### WORK TO BE COMPLETED:
Retype exactly the lines that run from the line with "Enumerate this screenshot's" to the final line of the entries, keeping both ends and nothing else.

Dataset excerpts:
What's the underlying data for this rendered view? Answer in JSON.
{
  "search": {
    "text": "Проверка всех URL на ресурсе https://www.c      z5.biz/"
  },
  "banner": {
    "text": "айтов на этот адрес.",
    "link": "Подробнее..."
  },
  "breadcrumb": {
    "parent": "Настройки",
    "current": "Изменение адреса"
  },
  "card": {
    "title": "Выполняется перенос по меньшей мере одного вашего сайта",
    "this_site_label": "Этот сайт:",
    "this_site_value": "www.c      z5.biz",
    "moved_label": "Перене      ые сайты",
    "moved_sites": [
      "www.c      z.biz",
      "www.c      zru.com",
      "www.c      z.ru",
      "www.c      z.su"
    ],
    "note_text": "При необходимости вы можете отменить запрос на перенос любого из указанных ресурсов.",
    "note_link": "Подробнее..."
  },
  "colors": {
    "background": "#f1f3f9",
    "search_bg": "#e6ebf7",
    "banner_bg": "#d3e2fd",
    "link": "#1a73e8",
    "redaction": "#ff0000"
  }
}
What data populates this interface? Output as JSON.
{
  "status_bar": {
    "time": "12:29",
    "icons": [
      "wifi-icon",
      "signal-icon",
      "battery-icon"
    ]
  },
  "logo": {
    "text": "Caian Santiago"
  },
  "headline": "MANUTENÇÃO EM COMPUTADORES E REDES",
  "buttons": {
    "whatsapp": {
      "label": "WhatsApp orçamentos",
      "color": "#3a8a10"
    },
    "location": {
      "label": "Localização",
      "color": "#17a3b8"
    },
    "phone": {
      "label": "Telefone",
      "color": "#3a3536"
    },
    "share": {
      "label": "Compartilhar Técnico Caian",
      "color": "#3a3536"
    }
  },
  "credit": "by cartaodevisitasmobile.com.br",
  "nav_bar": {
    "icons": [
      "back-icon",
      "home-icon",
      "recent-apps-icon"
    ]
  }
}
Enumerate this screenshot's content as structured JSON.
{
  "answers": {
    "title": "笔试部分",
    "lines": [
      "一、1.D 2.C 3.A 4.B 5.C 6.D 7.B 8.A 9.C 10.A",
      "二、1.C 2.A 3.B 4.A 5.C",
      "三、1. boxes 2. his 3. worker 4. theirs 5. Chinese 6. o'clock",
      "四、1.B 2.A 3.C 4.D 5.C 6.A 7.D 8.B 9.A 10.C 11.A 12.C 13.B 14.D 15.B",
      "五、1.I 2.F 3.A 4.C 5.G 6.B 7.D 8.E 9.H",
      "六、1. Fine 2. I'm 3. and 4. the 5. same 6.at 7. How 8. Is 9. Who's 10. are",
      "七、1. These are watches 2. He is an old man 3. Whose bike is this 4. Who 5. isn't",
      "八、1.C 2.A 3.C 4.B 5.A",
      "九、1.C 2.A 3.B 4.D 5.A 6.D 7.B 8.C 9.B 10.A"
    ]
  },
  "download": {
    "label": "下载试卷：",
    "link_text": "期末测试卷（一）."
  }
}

### ANSWER TO THE PROBLEM:
Enumerate this screenshot's content as structured JSON.
{
  "answers": {
    "title": "笔试部分",
    "lines": [
      "一、1.D 2.C 3.A 4.B 5.C 6.D 7.B 8.A 9.C 10.A",
      "二、1.C 2.A 3.B 4.A 5.C",
      "三、1. boxes 2. his 3. worker 4. theirs 5. Chinese 6. o'clock",
      "四、1.B 2.A 3.C 4.D 5.C 6.A 7.D 8.B 9.A 10.C 11.A 12.C 13.B 14.D 15.B",
      "五、1.I 2.F 3.A 4.C 5.G 6.B 7.D 8.E 9.H",
      "六、1. Fine 2. I'm 3. and 4. the 5. same 6.at 7. How 8. Is 9. Who's 10. are",
      "七、1. These are watches 2. He is an old man 3. Whose bike is this 4. Who 5. isn't",
      "八、1.C 2.A 3.C 4.B 5.A",
      "九、1.C 2.A 3.B 4.D 5.A 6.D 7.B 8.C 9.B 10.A"
    ]
  },
  "download": {
    "label": "下载试卷：",
    "link_text": "期末测试卷（一）."
  }
}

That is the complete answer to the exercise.